English department trains faculty on student veteran awareness
Veterans make up an important portion of Washington State University’s student population, with 3.1% of students either previously or currently serving in the military, according to Fall 2020 student data. This is a distinctive student population that brings a unique set of experiences and abilities to the classroom.
On WSU’s Pullman campus, two English department faculty members, who happen to be veterans themselves, are doing what they can to build awareness and understanding of this unique student population by delivering Student Veterans Awareness training for English 101 faculty members.
“Veterans, military members, and their families are a vital and vibrant part of the WSU Cougar community,” said Mike Edwards, an assistant professor of English. “We want these students to know that they are welcome here and that their service and life experiences are valued.”
Edwards, a US Army veteran and previous instructor at the US Military Academy at West Point, has been teaching the Student Veterans Awareness training for fellow English faculty members every year since 2013. Elijah Coleman, another English faculty member who is a Marine veteran, co-leads the training.
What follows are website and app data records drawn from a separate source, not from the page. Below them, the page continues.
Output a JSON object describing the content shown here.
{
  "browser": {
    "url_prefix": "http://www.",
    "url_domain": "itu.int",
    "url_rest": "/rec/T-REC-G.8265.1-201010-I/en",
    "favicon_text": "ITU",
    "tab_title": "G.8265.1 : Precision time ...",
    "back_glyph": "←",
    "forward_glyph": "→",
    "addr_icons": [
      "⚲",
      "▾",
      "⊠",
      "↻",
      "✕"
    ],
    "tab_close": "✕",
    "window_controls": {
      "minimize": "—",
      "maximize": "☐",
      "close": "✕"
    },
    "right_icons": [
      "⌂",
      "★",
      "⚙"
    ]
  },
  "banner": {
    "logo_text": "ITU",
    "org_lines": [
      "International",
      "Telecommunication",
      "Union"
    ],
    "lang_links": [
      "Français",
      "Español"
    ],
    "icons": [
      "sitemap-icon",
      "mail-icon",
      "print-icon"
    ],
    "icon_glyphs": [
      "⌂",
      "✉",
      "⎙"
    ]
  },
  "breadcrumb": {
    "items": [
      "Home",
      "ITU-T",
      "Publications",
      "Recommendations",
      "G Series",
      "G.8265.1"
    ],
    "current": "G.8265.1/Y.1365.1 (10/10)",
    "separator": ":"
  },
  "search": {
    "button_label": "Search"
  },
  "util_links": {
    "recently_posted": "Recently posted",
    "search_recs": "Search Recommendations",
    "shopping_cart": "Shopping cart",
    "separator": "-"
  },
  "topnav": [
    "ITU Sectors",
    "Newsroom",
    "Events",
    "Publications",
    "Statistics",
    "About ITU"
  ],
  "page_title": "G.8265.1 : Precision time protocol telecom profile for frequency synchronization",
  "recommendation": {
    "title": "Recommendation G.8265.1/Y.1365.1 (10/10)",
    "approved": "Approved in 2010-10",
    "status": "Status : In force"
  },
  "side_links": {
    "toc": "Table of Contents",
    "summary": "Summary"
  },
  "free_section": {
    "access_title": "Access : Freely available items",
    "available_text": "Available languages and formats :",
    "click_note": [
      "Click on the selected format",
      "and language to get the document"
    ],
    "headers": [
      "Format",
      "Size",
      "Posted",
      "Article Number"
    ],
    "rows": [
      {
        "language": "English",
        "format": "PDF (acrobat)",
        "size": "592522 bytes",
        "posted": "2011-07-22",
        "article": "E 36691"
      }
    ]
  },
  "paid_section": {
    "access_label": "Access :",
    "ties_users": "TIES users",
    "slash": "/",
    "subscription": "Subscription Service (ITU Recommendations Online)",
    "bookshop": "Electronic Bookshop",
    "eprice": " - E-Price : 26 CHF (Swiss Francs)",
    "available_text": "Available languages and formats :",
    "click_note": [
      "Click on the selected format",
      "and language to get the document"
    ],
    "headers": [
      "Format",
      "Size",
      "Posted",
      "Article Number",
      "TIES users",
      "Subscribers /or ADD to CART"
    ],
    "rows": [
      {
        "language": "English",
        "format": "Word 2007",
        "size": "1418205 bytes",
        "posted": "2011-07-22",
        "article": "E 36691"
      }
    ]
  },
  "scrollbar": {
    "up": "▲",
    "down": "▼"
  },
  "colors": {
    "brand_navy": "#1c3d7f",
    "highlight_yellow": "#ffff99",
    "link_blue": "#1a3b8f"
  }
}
The training is part of an ongoing, year-long, professional development series required for faculty members teaching English 101 courses.
“The idea is to cast as wide a net as possible in creating awareness of student veterans. Virtually everyone takes English 101 when they first start college, so we know there will be a significant population of student veterans in those courses,” said Edwards. “New instructors also start with English 101, so we want to start them out early with an understanding of this unique student community.”
The training is designed to inform instructors on how to recognize veteran students in their classrooms and how to better understand various cultural attributes that can distinguish those in the military and veteran community.
“Many faculty members don’t have any experience working with veterans, and it’s our goal to introduce them to recognize these students and understand the military experiences they’ve had,” said Edwards.
According to Coleman, one prominent topic of discussion during the course is the positive impact those who have military experience can have on the classroom.
“Student veterans and their families bring a wealth of experience and perspective to our classrooms. Learning about student veterans and their families helps instructors learn how to better tap the drive and energy and commitment that they bring from service,” said Coleman. “For example, veterans are problem solvers by training and necessity. Learning how to revise assignments to provide more clarity in instructions enables a student veteran to channel their critical thinking and problem-solving experience.”
“Many have also travelled the world and interacted with people from a wide variety of cultural backgrounds,” said Edwards, who was deployed to Afghanistan while teaching at West Point. “Those experiences give them very valuable and interesting perspectives to engage with during class discussions.”
The course also explores the unique challenges and special needs experienced by veterans and how to promote better inclusive practices to make the classroom a welcoming space for all students.
“We want faculty members to be able to spot a student in crisis, so they can intervene and get them help if they need it,” said Edwards. “More broadly speaking, we want faculty members to understand some of the challenges that veterans can face, including PTSD, access to health care, and other important issues.”
Both Edwards and Coleman say they have seen a positive impact come from the training, reflected in feedback from fellow faculty members.
“The most immediate impact we’ve seen has been greater understanding of and respect for veterans and their families, not just in awareness of the challenges and issues they face, but also in awareness of the incredible skills and experiences they bring to their communities and their workplaces,” said Coleman. “After the sessions we’ve hosted, I’ve heard feedback that our work has led many instructors to revise and clarify assignments and goals in ways that helped all students, especially students from non-traditional backgrounds.”
Edwards and Coleman are currently working with WSU Academic Outreach and Innovation (AOI) and Student Affairs to bring their Veteran’s Awareness Training to a wider audience across the WSU university system.
“We would like to spread the word to more faculty members in all WSU academic departments, potentially in a virtual environment available to all,” said Edwards. “We feel that this is important training to help our great Cougar faculty members be the best instructors they can be, while letting every student know that they are welcome and valued at WSU.”